═══ Records to process ═══

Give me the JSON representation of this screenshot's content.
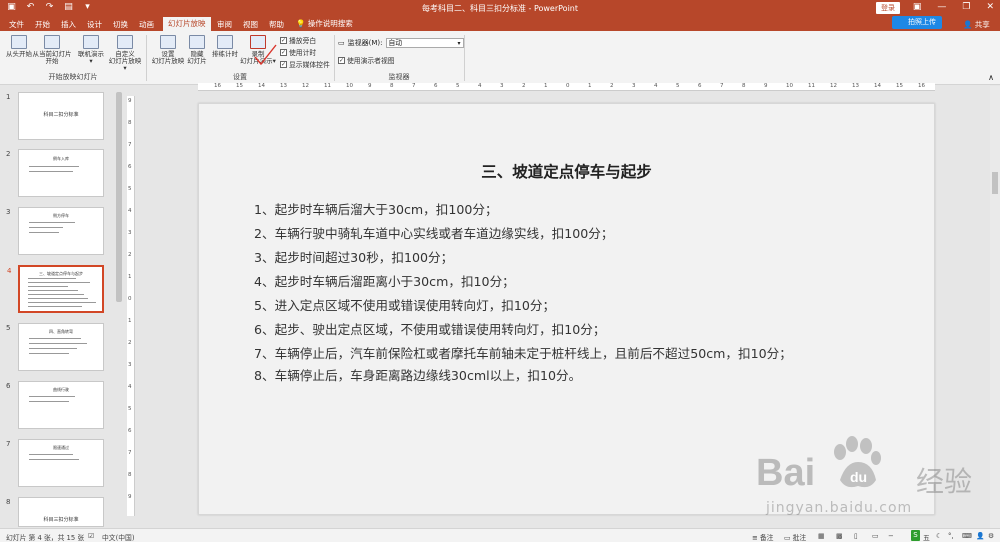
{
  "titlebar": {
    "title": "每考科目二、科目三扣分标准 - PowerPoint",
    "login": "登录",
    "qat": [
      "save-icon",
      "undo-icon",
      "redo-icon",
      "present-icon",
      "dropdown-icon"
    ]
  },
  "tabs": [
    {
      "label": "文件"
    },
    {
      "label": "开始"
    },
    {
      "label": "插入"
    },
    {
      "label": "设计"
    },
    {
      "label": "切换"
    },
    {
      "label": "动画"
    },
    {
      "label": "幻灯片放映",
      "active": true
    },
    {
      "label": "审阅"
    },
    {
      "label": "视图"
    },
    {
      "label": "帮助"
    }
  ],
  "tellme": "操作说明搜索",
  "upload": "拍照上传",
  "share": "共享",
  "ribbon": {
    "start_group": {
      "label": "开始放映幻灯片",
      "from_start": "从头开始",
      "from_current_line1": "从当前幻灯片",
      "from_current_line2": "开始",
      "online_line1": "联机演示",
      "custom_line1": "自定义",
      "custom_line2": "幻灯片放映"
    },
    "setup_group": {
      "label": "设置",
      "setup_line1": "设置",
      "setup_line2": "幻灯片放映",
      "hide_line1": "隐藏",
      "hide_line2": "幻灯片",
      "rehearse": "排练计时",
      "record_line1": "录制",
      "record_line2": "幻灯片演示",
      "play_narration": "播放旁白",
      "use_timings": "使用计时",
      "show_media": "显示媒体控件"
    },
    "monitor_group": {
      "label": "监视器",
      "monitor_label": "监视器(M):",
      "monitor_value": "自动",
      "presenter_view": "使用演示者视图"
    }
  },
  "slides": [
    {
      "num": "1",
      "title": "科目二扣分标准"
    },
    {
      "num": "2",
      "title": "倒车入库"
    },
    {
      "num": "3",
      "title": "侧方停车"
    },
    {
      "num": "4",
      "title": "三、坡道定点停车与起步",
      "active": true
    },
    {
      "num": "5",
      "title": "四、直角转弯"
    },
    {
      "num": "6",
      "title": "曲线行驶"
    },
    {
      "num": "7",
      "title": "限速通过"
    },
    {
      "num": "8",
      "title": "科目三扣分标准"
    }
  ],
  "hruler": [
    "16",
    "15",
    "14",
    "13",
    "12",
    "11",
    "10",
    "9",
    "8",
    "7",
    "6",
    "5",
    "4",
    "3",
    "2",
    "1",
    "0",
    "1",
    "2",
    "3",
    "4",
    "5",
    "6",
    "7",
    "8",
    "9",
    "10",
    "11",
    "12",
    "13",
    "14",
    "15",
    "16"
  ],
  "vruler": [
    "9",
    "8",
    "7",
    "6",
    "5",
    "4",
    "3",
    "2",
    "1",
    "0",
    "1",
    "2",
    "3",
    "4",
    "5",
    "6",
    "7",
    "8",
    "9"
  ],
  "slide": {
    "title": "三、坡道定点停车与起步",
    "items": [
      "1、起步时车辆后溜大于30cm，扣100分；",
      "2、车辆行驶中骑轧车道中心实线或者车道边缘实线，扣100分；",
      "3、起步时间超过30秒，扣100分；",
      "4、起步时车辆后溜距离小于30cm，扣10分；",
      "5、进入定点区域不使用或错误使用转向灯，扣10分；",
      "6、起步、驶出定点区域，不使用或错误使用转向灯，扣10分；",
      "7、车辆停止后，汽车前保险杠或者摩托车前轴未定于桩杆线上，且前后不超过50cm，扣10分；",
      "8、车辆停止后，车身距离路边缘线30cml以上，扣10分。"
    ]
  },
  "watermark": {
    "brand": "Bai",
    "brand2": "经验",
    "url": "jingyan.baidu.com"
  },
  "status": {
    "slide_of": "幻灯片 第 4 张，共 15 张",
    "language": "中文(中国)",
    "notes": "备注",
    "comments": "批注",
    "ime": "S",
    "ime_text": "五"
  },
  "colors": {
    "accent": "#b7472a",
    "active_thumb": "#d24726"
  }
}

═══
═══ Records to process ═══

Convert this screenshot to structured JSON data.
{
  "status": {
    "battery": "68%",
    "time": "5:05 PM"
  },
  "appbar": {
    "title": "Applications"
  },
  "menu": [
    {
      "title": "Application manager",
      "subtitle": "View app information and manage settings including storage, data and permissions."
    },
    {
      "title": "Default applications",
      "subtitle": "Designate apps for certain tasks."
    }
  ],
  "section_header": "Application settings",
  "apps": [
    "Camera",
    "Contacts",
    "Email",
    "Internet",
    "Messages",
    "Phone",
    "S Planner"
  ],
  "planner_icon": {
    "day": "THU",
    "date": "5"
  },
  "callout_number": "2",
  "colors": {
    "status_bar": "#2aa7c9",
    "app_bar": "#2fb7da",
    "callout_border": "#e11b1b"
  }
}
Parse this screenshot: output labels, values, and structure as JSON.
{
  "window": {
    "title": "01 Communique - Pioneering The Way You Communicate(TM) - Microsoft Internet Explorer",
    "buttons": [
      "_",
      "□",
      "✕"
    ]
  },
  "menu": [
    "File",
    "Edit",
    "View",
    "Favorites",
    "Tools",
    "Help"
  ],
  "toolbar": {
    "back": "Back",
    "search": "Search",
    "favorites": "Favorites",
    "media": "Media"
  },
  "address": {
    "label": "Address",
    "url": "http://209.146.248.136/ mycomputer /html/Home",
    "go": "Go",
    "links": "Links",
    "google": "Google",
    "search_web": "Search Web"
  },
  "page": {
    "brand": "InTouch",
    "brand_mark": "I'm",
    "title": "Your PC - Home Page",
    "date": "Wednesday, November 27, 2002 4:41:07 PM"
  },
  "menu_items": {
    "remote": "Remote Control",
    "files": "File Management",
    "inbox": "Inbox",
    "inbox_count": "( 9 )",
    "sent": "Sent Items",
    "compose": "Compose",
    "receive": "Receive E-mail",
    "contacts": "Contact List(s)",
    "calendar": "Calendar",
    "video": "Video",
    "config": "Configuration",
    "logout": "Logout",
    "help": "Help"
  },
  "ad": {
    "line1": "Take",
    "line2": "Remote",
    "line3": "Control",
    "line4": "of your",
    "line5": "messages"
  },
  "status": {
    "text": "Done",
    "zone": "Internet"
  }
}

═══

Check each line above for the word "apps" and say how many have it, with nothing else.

* [Solution to this exercise]: 2